15. The appellant- State in its written statement before the learned trial court as well as in the appeal before the High Court had raised a specific plea of forgery and fabrication of the documents relied upon by the plaintiffs. The affidavits of the Tehsildar, Cuttack and Bhubaneswar Circle filed before the High Court specifically deal with aforesaid issue. The appellant State had filed an application under Order 41 Rule 27 of the Code of Civil Procedure for leave to bring the same on record. The said application was rejected and all objections brushed aside by holding that the burden to prove the forgery alleged has not been satisfactorily discharged by the State.
It is our considered view that the matter required a deeper probe and investigation and did not call for a summary rejection. That apart in State of Orissa & Ors. Vs. Harapriya Bisoi (supra) the issue with regard to validity of a Hatapatta similar to Ext. 1 was found to be the subject matter of an ongoing criminal investigation. All these required the elimination of even slightest of doubt with regard to the authenticity of the relied upon documents. The effect of fraud on judicial orders has also been exhaustively considered in State of Orissa & Ors. Vs. Harapriya Bisoi (supra) and it will not be necessary to reiterate the views expressed therein except to say that on the slightest of doubt or even prima facie proof of fraud, the matter must be thoroughly investigated by the court to arrive at the truth. Judicial order must be based on strong foundational facts free from any doubt as regards the correctness and authenticity thereof.
In the light of the facts noticed by us the High Court, in our considered view, ought to have investigated the matter a little further instead of summarily holding the objections of the State to be mere claims or assertions of fraud without legal proof.
16. However, in view of our conclusions on the issue of possession of the plaintiffs' predecessors on the date of vesting of the land under the Abolition Act and the continuity of the tenure claimed by the plaintiffs after such vesting under Section 8(1) of the Abolition Act the plaintiffs' suit is liable to be dismissed and the decree granting relief to the plaintiffs is required to be reversed. We, therefore, set aside the judgment and order dated 29.7.2000 passed by the High Court in F.A.No.10 of 2001 and allow Civil Appeal No. 1812/2010 challenging the said order. The remaining civil appeals shall stand decided accordingly. Specifically, the orders passed by the High Court in Writ Petition Nos. 7434 and 7962 of 2008 are set aside whereas Writ Petition No. 8874/2008 shall stand disposed on in terms of the order passed in Civil Appeal No. 1812/2008.
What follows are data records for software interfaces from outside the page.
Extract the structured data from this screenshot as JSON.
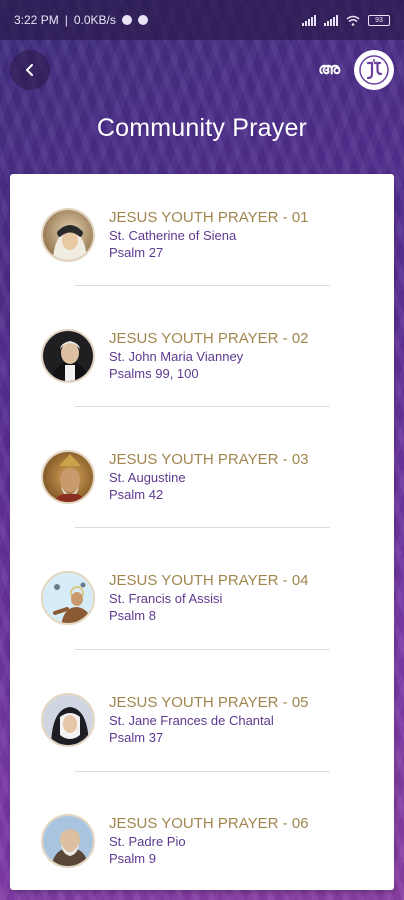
{
  "status_bar": {
    "time": "3:22 PM",
    "speed": "0.0KB/s",
    "battery": "93"
  },
  "header": {
    "lang_label": "അ",
    "title": "Community Prayer"
  },
  "prayers": [
    {
      "title": "JESUS YOUTH PRAYER - 01",
      "saint": "St. Catherine of Siena",
      "psalm": "Psalm 27"
    },
    {
      "title": "JESUS YOUTH PRAYER - 02",
      "saint": "St. John Maria Vianney",
      "psalm": "Psalms 99, 100"
    },
    {
      "title": "JESUS YOUTH PRAYER - 03",
      "saint": "St. Augustine",
      "psalm": "Psalm 42"
    },
    {
      "title": "JESUS YOUTH PRAYER - 04",
      "saint": "St. Francis of Assisi",
      "psalm": "Psalm 8"
    },
    {
      "title": "JESUS YOUTH PRAYER - 05",
      "saint": "St. Jane Frances de Chantal",
      "psalm": "Psalm 37"
    },
    {
      "title": "JESUS YOUTH PRAYER - 06",
      "saint": "St. Padre Pio",
      "psalm": "Psalm 9"
    }
  ],
  "colors": {
    "title_gold": "#a0864e",
    "subtitle_purple": "#5d3a8f",
    "background_top": "#3d2d7d",
    "background_bottom": "#8a3fa5"
  }
}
17. All the appeals shall stand decided in the above terms.
...................J. [RANJAN GOGOI]
OCTOBER 09, 2014.
 2009 (12) SCC 378